Professional oboists keep many reeds with them. These have fragile wood tips and must be carried with care. Here’s a sample oboe reed:
Commercial carrying cases are expensive. Here are some examples from Edmund Nielsen Woodwinds:
The reed box was designed parametrically in Fusion 360, with a sample render:
I used a folding parallelogram design for the moving parts and verified that the movement could open and close with Fusion’s built-in motion study tools. The entire box is designed to be laser cut from 3mm acrylic and birch plywood, with a 3d-printed magnetic latch to hold it close. The mechanical movement was initially designed to use 3d-printed pins, but the pin diameter was too small for a 3d printed part. The updated design is assembled using M2.5 screws and nuts:
The body is made from laser-cut wood that is glued together. We cover the acrylic parts with tape to prevent offgassing residue, and clamp to ensure a strong bond:
The reed carriage itself is made by stacking and gluing four identical laser-cut cross sections. Some compressible felt is glued over the top to provide friction to retain the reeds. Each reed box requires 8 nuts, and 6 screws (of varying sizes). We apply Loctite Blue 242 threadlocker on some nuts to prevent the pieces from coming apart under repeated articulation.
We used Minwax water-based and gel stains to stain the wood.
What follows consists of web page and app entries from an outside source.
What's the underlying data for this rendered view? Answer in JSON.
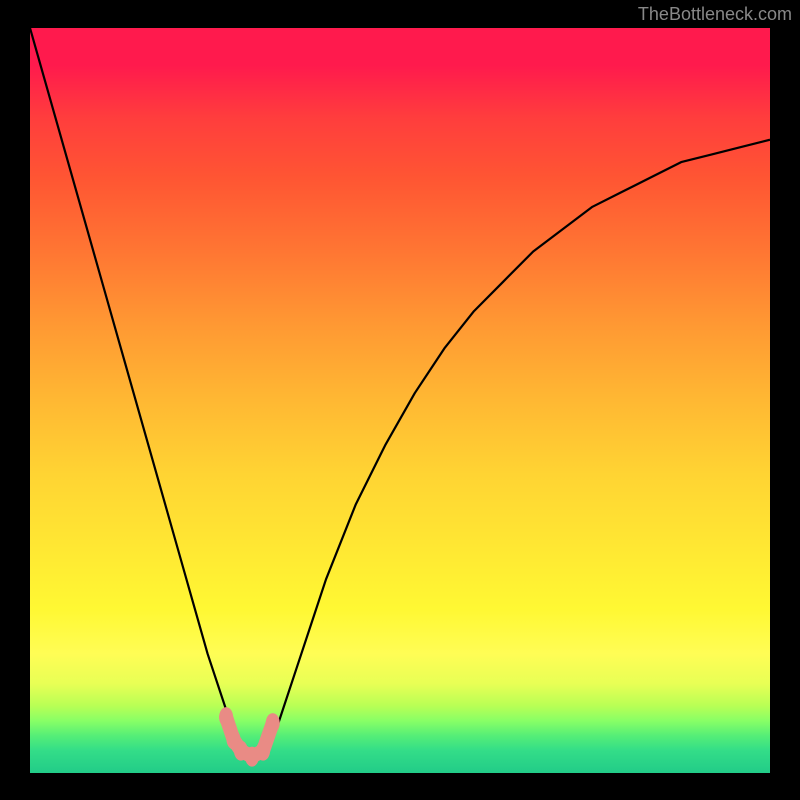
{
  "watermark_text": "TheBottleneck.com",
  "chart_data": {
    "type": "line",
    "title": "",
    "xlabel": "",
    "ylabel": "",
    "x": [
      0.0,
      0.02,
      0.04,
      0.06,
      0.08,
      0.1,
      0.12,
      0.14,
      0.16,
      0.18,
      0.2,
      0.22,
      0.24,
      0.26,
      0.27,
      0.28,
      0.29,
      0.3,
      0.31,
      0.32,
      0.33,
      0.34,
      0.36,
      0.38,
      0.4,
      0.44,
      0.48,
      0.52,
      0.56,
      0.6,
      0.64,
      0.68,
      0.72,
      0.76,
      0.8,
      0.84,
      0.88,
      0.92,
      0.96,
      1.0
    ],
    "y": [
      1.0,
      0.93,
      0.86,
      0.79,
      0.72,
      0.65,
      0.58,
      0.51,
      0.44,
      0.37,
      0.3,
      0.23,
      0.16,
      0.1,
      0.07,
      0.05,
      0.03,
      0.02,
      0.02,
      0.03,
      0.05,
      0.08,
      0.14,
      0.2,
      0.26,
      0.36,
      0.44,
      0.51,
      0.57,
      0.62,
      0.66,
      0.7,
      0.73,
      0.76,
      0.78,
      0.8,
      0.82,
      0.83,
      0.84,
      0.85
    ],
    "ylim": [
      0,
      1
    ],
    "xlim": [
      0,
      1
    ],
    "background": "rainbow-gradient-black-border",
    "markers": {
      "x": [
        0.265,
        0.275,
        0.285,
        0.3,
        0.315,
        0.328
      ],
      "y": [
        0.075,
        0.045,
        0.03,
        0.022,
        0.03,
        0.067
      ],
      "color": "#e98b85"
    },
    "annotations": []
  }
}
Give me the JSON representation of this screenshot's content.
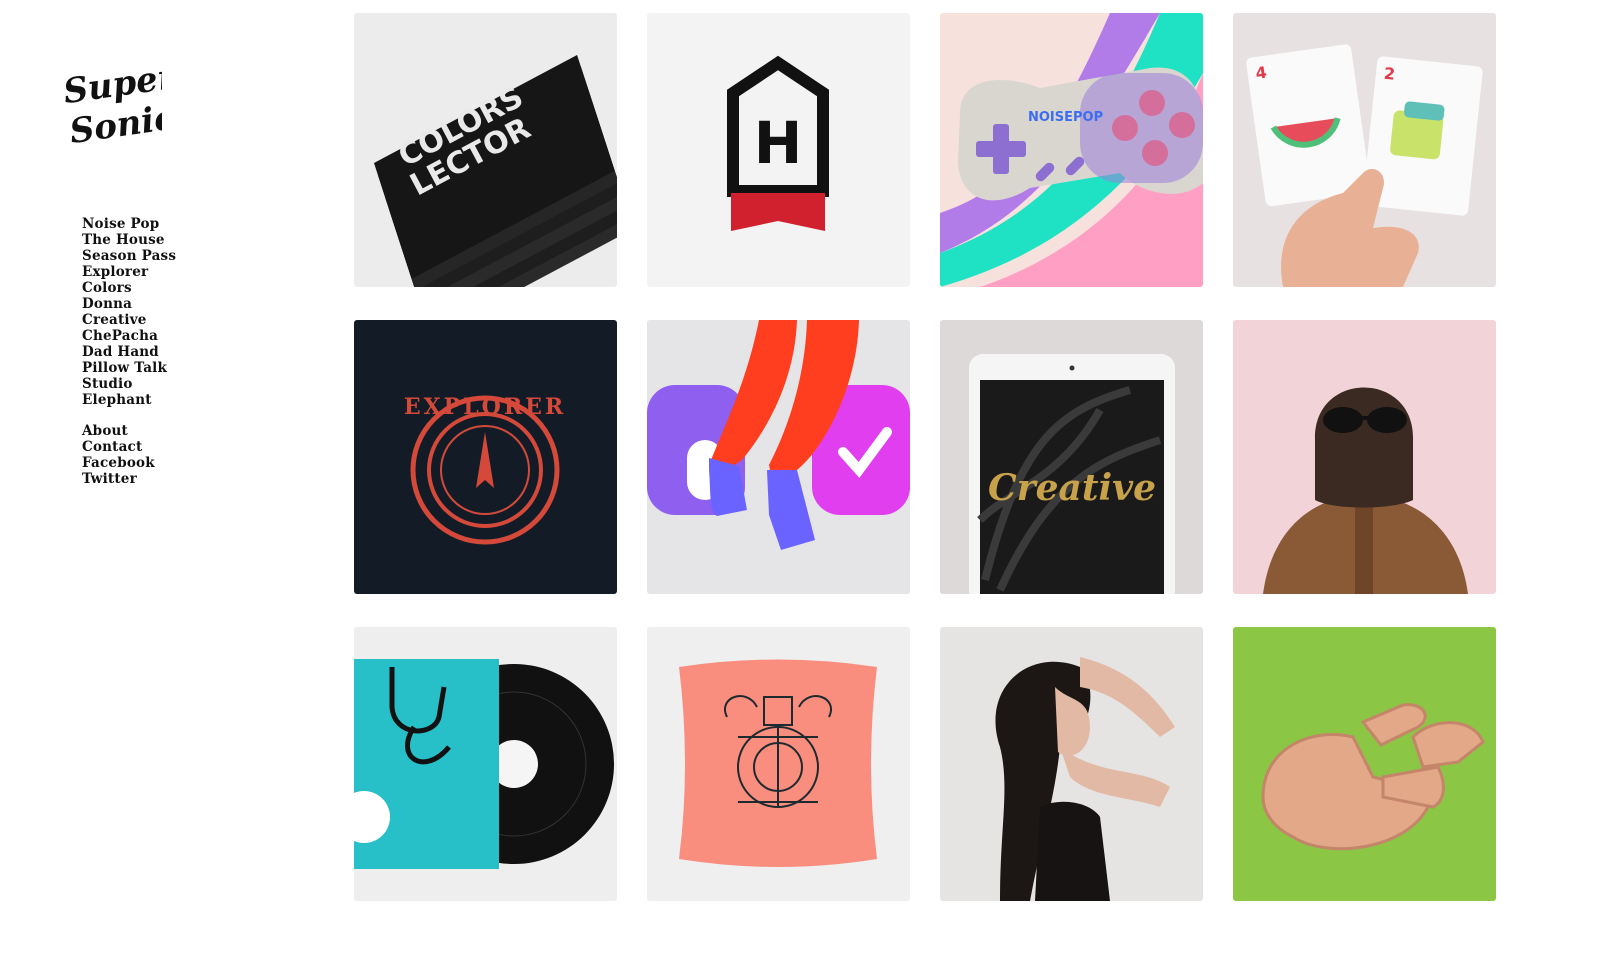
{
  "brand": {
    "logo_line1": "Super",
    "logo_line2": "Sonic"
  },
  "nav": {
    "projects": [
      {
        "label": "Noise Pop"
      },
      {
        "label": "The House"
      },
      {
        "label": "Season Pass"
      },
      {
        "label": "Explorer"
      },
      {
        "label": "Colors"
      },
      {
        "label": "Donna"
      },
      {
        "label": "Creative"
      },
      {
        "label": "ChePacha"
      },
      {
        "label": "Dad Hand"
      },
      {
        "label": "Pillow Talk"
      },
      {
        "label": "Studio"
      },
      {
        "label": "Elephant"
      }
    ],
    "links": [
      {
        "label": "About"
      },
      {
        "label": "Contact"
      },
      {
        "label": "Facebook"
      },
      {
        "label": "Twitter"
      }
    ]
  },
  "tiles": {
    "colors_magazine": {
      "text1": "COLORS",
      "text2": "LECTOR"
    },
    "house_logo": {
      "letter": "H"
    },
    "noisepop_controller": {
      "text": "NOISEPOP"
    },
    "season_pass_cards": {
      "card1": "4",
      "card2": "2"
    },
    "explorer_badge": {
      "text": "EXPLORER"
    },
    "donna_legs": {},
    "creative_tablet": {
      "text": "Creative"
    },
    "chepacha_portrait": {},
    "dad_hand_vinyl": {},
    "pillow_talk": {},
    "studio_portrait": {},
    "elephant_wood": {}
  },
  "colors": {
    "text": "#111111",
    "background": "#ffffff"
  }
}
After some experimentation, we discovered that the best process is to stain the wood before cutting. The stain only penetrates a little way through the wood, so we can also engrave patterns into the wood:
The latch is the only 3d printed component in the project. A pair of 7mm neodymium magnets are used to hold the latch closed.
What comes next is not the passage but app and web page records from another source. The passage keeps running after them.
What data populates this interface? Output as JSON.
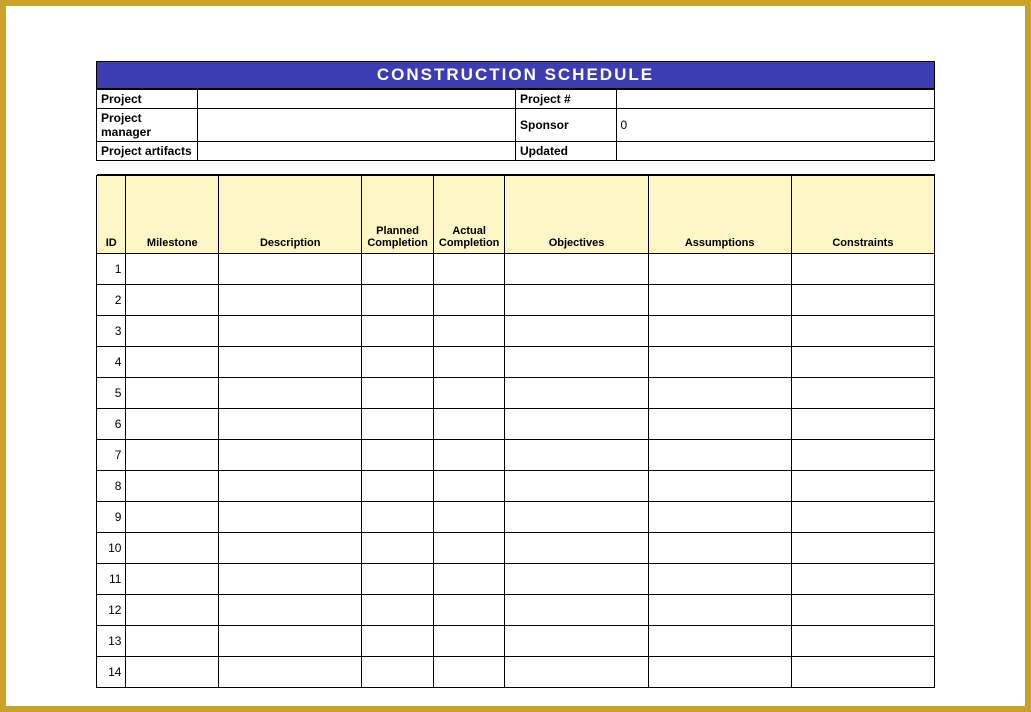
{
  "title": "CONSTRUCTION SCHEDULE",
  "meta": {
    "row1": {
      "label1": "Project",
      "value1": "",
      "label2": "Project #",
      "value2": ""
    },
    "row2": {
      "label1": "Project manager",
      "value1": "",
      "label2": "Sponsor",
      "value2": "0"
    },
    "row3": {
      "label1": "Project artifacts",
      "value1": "",
      "label2": "Updated",
      "value2": ""
    }
  },
  "columns": {
    "id": "ID",
    "milestone": "Milestone",
    "description": "Description",
    "planned": "Planned Completion",
    "actual": "Actual Completion",
    "objectives": "Objectives",
    "assumptions": "Assumptions",
    "constraints": "Constraints"
  },
  "rows": [
    {
      "id": "1",
      "milestone": "",
      "description": "",
      "planned": "",
      "actual": "",
      "objectives": "",
      "assumptions": "",
      "constraints": ""
    },
    {
      "id": "2",
      "milestone": "",
      "description": "",
      "planned": "",
      "actual": "",
      "objectives": "",
      "assumptions": "",
      "constraints": ""
    },
    {
      "id": "3",
      "milestone": "",
      "description": "",
      "planned": "",
      "actual": "",
      "objectives": "",
      "assumptions": "",
      "constraints": ""
    },
    {
      "id": "4",
      "milestone": "",
      "description": "",
      "planned": "",
      "actual": "",
      "objectives": "",
      "assumptions": "",
      "constraints": ""
    },
    {
      "id": "5",
      "milestone": "",
      "description": "",
      "planned": "",
      "actual": "",
      "objectives": "",
      "assumptions": "",
      "constraints": ""
    },
    {
      "id": "6",
      "milestone": "",
      "description": "",
      "planned": "",
      "actual": "",
      "objectives": "",
      "assumptions": "",
      "constraints": ""
    },
    {
      "id": "7",
      "milestone": "",
      "description": "",
      "planned": "",
      "actual": "",
      "objectives": "",
      "assumptions": "",
      "constraints": ""
    },
    {
      "id": "8",
      "milestone": "",
      "description": "",
      "planned": "",
      "actual": "",
      "objectives": "",
      "assumptions": "",
      "constraints": ""
    },
    {
      "id": "9",
      "milestone": "",
      "description": "",
      "planned": "",
      "actual": "",
      "objectives": "",
      "assumptions": "",
      "constraints": ""
    },
    {
      "id": "10",
      "milestone": "",
      "description": "",
      "planned": "",
      "actual": "",
      "objectives": "",
      "assumptions": "",
      "constraints": ""
    },
    {
      "id": "11",
      "milestone": "",
      "description": "",
      "planned": "",
      "actual": "",
      "objectives": "",
      "assumptions": "",
      "constraints": ""
    },
    {
      "id": "12",
      "milestone": "",
      "description": "",
      "planned": "",
      "actual": "",
      "objectives": "",
      "assumptions": "",
      "constraints": ""
    },
    {
      "id": "13",
      "milestone": "",
      "description": "",
      "planned": "",
      "actual": "",
      "objectives": "",
      "assumptions": "",
      "constraints": ""
    },
    {
      "id": "14",
      "milestone": "",
      "description": "",
      "planned": "",
      "actual": "",
      "objectives": "",
      "assumptions": "",
      "constraints": ""
    }
  ]
}
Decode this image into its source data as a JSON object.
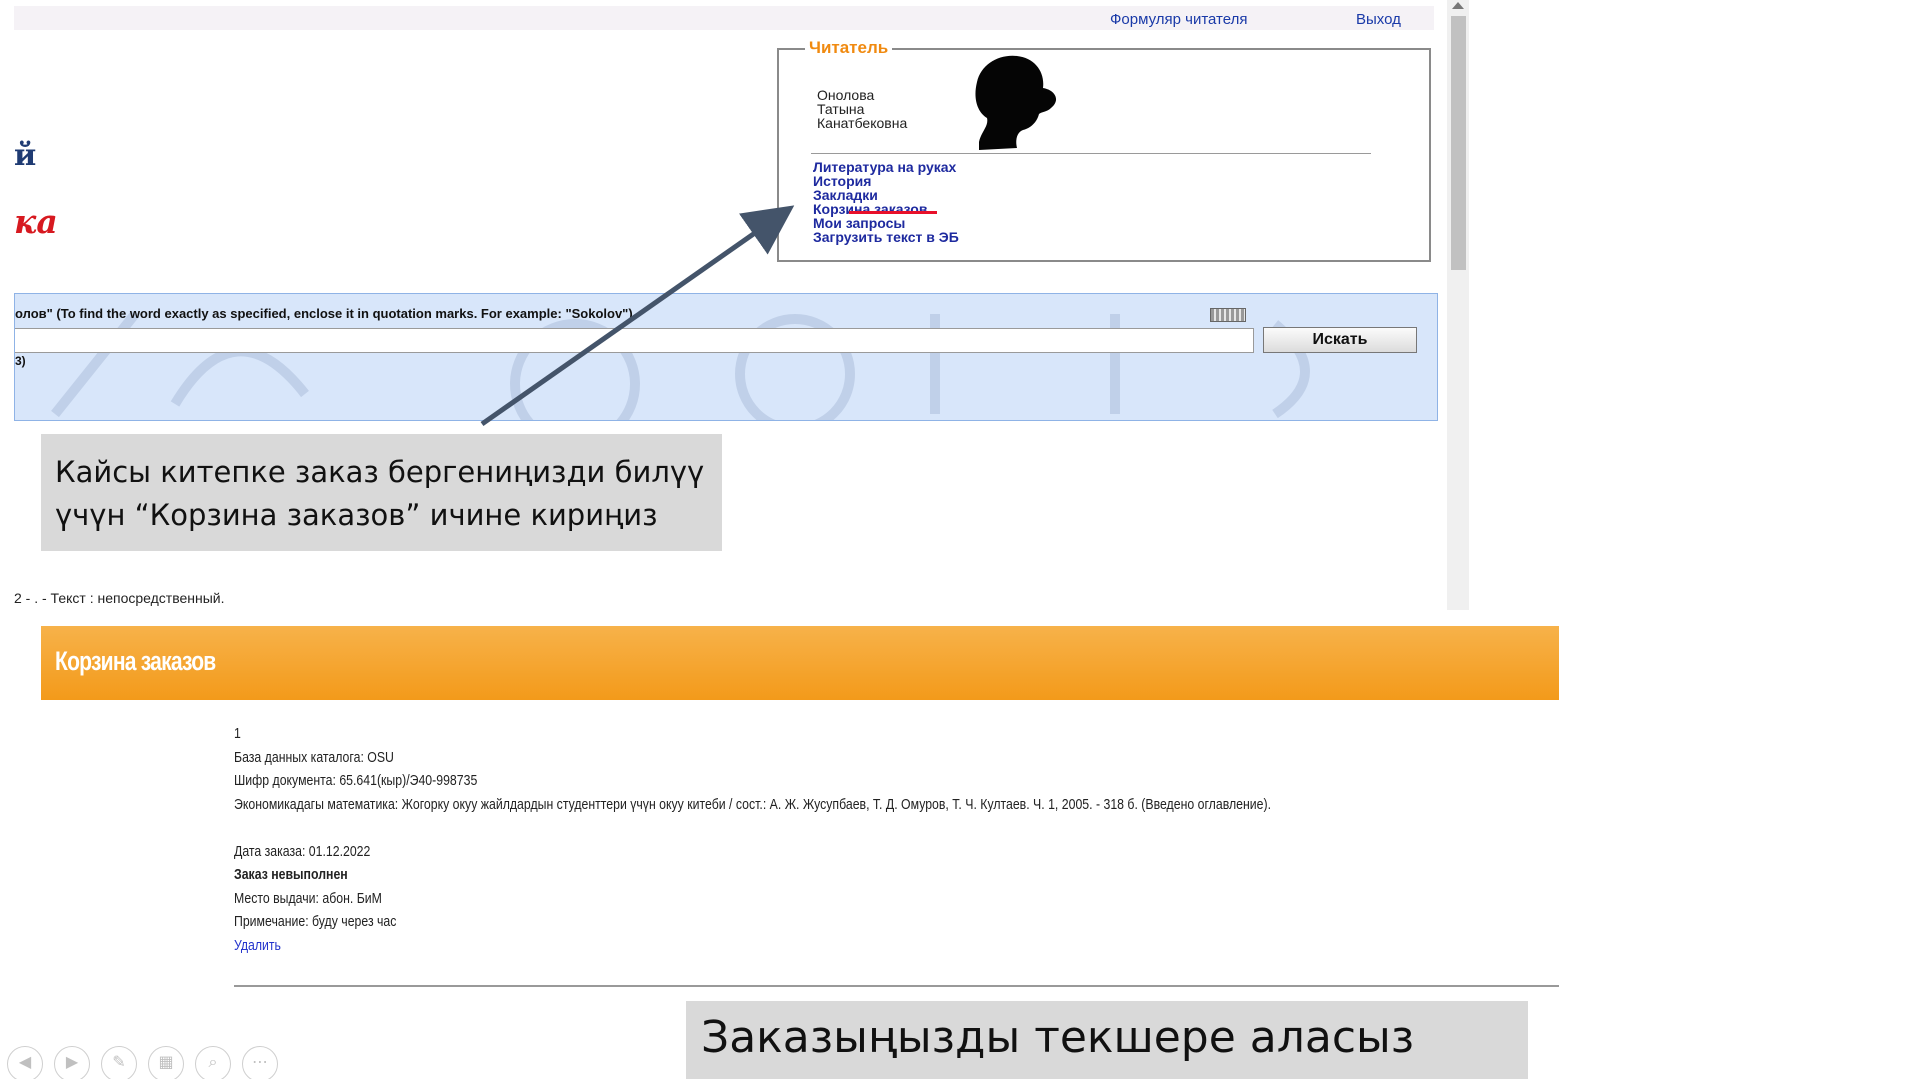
{
  "top_screenshot": {
    "header_links": {
      "reader_form": "Формуляр читателя",
      "logout": "Выход"
    },
    "logo": {
      "line1": "й",
      "line2": "ка"
    },
    "reader_panel": {
      "legend": "Читатель",
      "name_lines": [
        "Онолова",
        "Татына",
        "Канатбековна"
      ],
      "links": [
        "Литература на руках",
        "История",
        "Закладки",
        "Корзина заказов",
        "Мои запросы",
        "Загрузить текст в ЭБ"
      ]
    },
    "search": {
      "hint": "олов\" (To find the word exactly as specified, enclose it in quotation marks. For example: \"Sokolov\")",
      "hint2": "3)",
      "input_value": "",
      "button_label": "Искать"
    },
    "result_line": "2 - . - Текст : непосредственный."
  },
  "callout_top": {
    "line1": "Кайсы китепке заказ бергениңизди билүү",
    "line2": "үчүн “Корзина заказов”  ичине кириңиз"
  },
  "bottom_screenshot": {
    "title": "Корзина заказов",
    "order": {
      "number": "1",
      "catalog_db": "База данных каталога: OSU",
      "doc_code": "Шифр документа: 65.641(кыр)/Э40-998735",
      "description": "Экономикадагы математика: Жогорку окуу жайлдардын студенттери үчүн окуу китеби / сост.: А. Ж. Жусупбаев, Т. Д. Омуров, Т. Ч. Култаев. Ч. 1, 2005. - 318 б. (Введено оглавление).",
      "order_date": "Дата заказа: 01.12.2022",
      "status": "Заказ невыполнен",
      "pickup": "Место выдачи: абон. БиМ",
      "note": "Примечание: буду через час",
      "delete_label": "Удалить"
    }
  },
  "callout_bottom": {
    "text": "Заказыңызды текшере аласыз"
  },
  "slide_controls": [
    {
      "name": "previous-icon",
      "glyph": "◀"
    },
    {
      "name": "next-icon",
      "glyph": "▶"
    },
    {
      "name": "pen-icon",
      "glyph": "✎"
    },
    {
      "name": "slides-grid-icon",
      "glyph": "▦"
    },
    {
      "name": "zoom-icon",
      "glyph": "⌕"
    },
    {
      "name": "more-options-icon",
      "glyph": "⋯"
    }
  ],
  "colors": {
    "accent_orange": "#f39a1a",
    "link_blue": "#1e2a9f",
    "highlight_red": "#e8102a",
    "callout_gray": "#d9d9d9"
  }
}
We use five different adhesives to assemble the box. Here’s the breakdown:
Here it is, fully assembled, and personalized with a repeating B: